What the exercise asks -> Reproduce every record below exactly as it appears.

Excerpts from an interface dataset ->
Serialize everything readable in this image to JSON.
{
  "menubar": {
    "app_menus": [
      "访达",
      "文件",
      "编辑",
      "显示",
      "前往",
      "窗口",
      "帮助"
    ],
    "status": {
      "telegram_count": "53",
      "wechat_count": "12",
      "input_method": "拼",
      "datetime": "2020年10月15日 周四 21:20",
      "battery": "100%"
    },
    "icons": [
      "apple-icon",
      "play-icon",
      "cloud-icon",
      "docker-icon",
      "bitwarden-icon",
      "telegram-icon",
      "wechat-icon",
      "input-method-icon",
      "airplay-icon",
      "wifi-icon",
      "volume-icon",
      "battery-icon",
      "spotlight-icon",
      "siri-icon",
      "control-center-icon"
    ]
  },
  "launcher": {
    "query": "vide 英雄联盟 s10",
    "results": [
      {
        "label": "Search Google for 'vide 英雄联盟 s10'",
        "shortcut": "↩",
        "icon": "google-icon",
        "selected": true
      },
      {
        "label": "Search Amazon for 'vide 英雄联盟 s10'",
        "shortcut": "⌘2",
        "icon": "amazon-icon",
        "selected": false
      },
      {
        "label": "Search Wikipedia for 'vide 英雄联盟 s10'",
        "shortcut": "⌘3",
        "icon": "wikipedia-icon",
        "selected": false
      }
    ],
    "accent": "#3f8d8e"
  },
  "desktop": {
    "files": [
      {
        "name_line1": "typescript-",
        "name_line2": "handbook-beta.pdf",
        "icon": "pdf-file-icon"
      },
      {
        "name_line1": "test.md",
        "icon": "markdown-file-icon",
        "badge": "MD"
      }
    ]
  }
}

Response for this exercise ->
Serialize everything readable in this image to JSON.
{
  "menubar": {
    "app_menus": [
      "访达",
      "文件",
      "编辑",
      "显示",
      "前往",
      "窗口",
      "帮助"
    ],
    "status": {
      "telegram_count": "53",
      "wechat_count": "12",
      "input_method": "拼",
      "datetime": "2020年10月15日 周四 21:20",
      "battery": "100%"
    },
    "icons": [
      "apple-icon",
      "play-icon",
      "cloud-icon",
      "docker-icon",
      "bitwarden-icon",
      "telegram-icon",
      "wechat-icon",
      "input-method-icon",
      "airplay-icon",
      "wifi-icon",
      "volume-icon",
      "battery-icon",
      "spotlight-icon",
      "siri-icon",
      "control-center-icon"
    ]
  },
  "launcher": {
    "query": "vide 英雄联盟 s10",
    "results": [
      {
        "label": "Search Google for 'vide 英雄联盟 s10'",
        "shortcut": "↩",
        "icon": "google-icon",
        "selected": true
      },
      {
        "label": "Search Amazon for 'vide 英雄联盟 s10'",
        "shortcut": "⌘2",
        "icon": "amazon-icon",
        "selected": false
      },
      {
        "label": "Search Wikipedia for 'vide 英雄联盟 s10'",
        "shortcut": "⌘3",
        "icon": "wikipedia-icon",
        "selected": false
      }
    ],
    "accent": "#3f8d8e"
  },
  "desktop": {
    "files": [
      {
        "name_line1": "typescript-",
        "name_line2": "handbook-beta.pdf",
        "icon": "pdf-file-icon"
      },
      {
        "name_line1": "test.md",
        "icon": "markdown-file-icon",
        "badge": "MD"
      }
    ]
  }
}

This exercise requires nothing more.